(Element data from apps and pages)
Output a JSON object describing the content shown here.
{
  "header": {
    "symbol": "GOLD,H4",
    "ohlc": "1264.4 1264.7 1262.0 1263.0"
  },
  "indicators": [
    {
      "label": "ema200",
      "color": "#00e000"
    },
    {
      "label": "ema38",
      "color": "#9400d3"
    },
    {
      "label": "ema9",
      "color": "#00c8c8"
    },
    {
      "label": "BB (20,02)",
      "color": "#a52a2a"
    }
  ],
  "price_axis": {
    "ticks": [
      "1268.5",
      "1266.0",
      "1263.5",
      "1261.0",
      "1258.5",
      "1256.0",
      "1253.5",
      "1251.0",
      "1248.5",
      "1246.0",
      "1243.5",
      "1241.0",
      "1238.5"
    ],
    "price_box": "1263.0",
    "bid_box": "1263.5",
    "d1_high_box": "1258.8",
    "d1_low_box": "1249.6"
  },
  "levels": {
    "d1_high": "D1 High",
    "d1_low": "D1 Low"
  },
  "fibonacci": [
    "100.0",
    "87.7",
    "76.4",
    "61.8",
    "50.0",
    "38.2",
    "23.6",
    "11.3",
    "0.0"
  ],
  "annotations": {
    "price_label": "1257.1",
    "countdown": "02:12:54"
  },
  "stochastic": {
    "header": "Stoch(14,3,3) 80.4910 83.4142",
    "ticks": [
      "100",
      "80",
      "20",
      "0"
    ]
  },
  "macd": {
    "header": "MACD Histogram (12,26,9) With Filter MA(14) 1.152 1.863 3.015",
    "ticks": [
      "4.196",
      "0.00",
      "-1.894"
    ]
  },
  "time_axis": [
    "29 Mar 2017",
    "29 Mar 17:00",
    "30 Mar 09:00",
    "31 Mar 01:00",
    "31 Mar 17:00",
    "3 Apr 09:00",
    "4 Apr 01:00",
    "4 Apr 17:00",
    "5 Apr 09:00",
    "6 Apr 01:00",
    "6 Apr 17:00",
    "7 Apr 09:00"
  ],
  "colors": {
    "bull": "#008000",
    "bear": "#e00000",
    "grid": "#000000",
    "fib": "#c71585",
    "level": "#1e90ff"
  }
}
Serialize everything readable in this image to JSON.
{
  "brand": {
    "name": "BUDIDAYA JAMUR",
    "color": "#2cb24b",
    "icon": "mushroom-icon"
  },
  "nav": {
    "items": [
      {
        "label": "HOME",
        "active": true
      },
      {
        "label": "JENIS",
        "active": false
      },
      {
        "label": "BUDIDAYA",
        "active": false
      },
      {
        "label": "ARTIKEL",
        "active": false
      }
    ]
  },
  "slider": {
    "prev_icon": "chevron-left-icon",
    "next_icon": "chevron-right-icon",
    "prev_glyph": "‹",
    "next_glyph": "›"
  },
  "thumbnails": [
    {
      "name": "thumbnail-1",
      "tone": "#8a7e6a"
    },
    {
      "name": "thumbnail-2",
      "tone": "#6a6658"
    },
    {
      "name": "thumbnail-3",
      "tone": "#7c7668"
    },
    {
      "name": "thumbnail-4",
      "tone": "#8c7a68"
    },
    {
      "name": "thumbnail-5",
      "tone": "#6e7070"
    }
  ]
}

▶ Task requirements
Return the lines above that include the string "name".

▶ Expected answer
    "name": "BUDIDAYA JAMUR",
      "name": "thumbnail-1",
      "name": "thumbnail-2",
      "name": "thumbnail-3",
      "name": "thumbnail-4",
      "name": "thumbnail-5",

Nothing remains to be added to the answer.